Brief: Say how many lines in the entries hold the string "screenshot", giving the number by itself.

Data section:

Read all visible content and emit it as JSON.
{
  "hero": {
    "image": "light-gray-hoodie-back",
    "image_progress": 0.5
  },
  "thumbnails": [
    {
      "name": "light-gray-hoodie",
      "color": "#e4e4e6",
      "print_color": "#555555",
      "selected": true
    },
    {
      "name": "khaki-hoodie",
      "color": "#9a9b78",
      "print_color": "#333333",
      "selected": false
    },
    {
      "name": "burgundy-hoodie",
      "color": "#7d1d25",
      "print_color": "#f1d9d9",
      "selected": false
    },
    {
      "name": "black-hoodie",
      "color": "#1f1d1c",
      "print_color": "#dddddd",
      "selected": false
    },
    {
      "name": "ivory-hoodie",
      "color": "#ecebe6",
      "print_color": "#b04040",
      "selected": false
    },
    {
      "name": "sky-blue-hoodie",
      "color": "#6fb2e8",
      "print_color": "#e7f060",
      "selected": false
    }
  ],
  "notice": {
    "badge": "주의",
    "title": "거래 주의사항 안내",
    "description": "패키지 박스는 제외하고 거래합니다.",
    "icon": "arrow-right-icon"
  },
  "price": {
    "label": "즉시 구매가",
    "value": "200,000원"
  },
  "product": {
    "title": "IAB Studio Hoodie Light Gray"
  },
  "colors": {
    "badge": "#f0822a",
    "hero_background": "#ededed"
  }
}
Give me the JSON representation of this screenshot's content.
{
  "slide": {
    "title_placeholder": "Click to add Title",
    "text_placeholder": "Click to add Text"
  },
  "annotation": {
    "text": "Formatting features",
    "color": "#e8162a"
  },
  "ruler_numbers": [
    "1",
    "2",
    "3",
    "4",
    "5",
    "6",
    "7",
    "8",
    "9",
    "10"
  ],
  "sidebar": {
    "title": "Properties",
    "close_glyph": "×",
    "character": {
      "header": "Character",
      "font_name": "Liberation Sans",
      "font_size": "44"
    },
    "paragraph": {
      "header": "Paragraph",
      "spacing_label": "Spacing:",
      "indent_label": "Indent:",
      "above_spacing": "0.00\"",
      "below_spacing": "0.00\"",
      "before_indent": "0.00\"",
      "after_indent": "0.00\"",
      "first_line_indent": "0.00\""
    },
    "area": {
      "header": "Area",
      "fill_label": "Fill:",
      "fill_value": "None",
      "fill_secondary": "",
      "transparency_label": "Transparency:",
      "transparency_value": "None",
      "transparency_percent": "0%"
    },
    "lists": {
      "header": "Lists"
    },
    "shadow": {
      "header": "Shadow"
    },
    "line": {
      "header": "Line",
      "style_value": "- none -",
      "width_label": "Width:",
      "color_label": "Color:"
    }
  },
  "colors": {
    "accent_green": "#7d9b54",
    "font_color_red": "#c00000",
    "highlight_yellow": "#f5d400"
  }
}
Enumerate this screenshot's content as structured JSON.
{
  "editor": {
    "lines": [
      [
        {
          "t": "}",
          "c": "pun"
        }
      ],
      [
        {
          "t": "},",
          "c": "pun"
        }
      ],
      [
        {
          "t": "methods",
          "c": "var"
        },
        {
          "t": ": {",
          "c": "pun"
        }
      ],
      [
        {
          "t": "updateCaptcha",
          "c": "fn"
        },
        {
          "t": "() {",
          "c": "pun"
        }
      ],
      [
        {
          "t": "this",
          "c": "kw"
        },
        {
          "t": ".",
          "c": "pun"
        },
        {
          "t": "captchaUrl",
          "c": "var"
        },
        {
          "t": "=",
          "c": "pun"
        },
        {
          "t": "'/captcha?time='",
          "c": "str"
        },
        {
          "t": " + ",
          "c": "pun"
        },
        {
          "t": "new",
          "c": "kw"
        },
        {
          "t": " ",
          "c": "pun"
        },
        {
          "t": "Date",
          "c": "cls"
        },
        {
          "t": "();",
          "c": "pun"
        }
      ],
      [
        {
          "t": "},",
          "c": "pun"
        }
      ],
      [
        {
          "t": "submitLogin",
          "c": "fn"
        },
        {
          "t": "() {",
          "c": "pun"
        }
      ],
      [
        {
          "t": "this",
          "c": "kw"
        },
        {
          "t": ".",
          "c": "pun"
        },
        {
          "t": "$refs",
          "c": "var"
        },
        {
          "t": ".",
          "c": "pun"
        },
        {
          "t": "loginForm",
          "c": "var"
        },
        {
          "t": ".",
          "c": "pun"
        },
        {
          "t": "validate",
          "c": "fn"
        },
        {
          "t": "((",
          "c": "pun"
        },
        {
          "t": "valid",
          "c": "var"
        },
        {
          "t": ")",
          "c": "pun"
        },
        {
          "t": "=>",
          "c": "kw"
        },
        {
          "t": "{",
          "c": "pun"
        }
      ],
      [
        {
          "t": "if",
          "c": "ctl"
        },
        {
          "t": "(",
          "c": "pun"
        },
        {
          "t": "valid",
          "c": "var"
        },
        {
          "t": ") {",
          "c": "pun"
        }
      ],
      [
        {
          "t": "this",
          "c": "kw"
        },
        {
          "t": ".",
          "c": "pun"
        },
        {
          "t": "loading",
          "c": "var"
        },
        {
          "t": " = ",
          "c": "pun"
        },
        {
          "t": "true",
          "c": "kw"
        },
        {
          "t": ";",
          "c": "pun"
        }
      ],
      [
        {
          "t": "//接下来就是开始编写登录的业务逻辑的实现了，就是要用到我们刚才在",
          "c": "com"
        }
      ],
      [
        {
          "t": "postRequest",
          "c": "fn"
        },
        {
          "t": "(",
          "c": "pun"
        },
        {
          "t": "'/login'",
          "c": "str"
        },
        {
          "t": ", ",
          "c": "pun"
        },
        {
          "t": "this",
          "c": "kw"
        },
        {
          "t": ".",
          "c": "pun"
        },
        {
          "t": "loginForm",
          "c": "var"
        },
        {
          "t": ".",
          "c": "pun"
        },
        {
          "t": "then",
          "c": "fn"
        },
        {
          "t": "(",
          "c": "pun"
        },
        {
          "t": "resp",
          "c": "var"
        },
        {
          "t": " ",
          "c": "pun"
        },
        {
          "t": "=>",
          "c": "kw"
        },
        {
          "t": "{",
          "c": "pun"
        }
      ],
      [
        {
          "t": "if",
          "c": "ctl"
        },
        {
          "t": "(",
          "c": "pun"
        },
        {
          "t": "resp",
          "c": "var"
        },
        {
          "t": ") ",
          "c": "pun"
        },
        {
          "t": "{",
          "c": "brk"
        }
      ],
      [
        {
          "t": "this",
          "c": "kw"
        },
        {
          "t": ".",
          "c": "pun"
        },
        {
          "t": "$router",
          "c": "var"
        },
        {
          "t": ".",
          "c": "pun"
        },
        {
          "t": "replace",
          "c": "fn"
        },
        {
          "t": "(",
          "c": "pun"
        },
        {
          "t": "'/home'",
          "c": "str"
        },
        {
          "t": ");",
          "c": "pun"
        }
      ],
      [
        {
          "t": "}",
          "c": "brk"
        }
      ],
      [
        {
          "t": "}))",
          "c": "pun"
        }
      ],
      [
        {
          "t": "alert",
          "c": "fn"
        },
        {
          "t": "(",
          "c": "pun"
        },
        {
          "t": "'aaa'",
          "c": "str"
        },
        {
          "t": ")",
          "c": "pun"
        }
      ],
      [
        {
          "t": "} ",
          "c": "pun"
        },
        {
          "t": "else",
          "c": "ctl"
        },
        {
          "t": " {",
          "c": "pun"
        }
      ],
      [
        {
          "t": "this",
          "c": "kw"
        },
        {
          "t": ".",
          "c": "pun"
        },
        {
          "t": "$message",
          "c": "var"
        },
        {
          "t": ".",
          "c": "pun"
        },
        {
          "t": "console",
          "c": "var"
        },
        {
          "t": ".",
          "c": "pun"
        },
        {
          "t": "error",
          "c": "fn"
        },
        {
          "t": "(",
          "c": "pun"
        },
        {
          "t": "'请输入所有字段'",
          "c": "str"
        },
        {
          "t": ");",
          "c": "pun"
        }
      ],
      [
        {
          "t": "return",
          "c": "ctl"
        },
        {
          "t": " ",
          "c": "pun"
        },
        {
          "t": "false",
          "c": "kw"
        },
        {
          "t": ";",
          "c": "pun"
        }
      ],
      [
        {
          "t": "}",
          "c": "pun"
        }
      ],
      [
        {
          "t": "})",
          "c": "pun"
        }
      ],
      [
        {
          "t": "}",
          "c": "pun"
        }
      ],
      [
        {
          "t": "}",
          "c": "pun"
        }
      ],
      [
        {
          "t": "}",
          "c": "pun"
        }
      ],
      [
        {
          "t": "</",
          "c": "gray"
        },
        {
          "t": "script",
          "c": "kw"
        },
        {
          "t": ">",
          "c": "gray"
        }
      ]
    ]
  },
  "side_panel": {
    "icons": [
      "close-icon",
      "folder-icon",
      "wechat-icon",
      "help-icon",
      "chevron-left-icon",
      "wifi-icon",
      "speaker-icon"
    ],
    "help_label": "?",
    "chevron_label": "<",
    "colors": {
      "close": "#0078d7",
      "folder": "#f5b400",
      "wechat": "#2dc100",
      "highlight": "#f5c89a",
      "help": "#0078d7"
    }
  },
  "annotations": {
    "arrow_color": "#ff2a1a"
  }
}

Task response: 2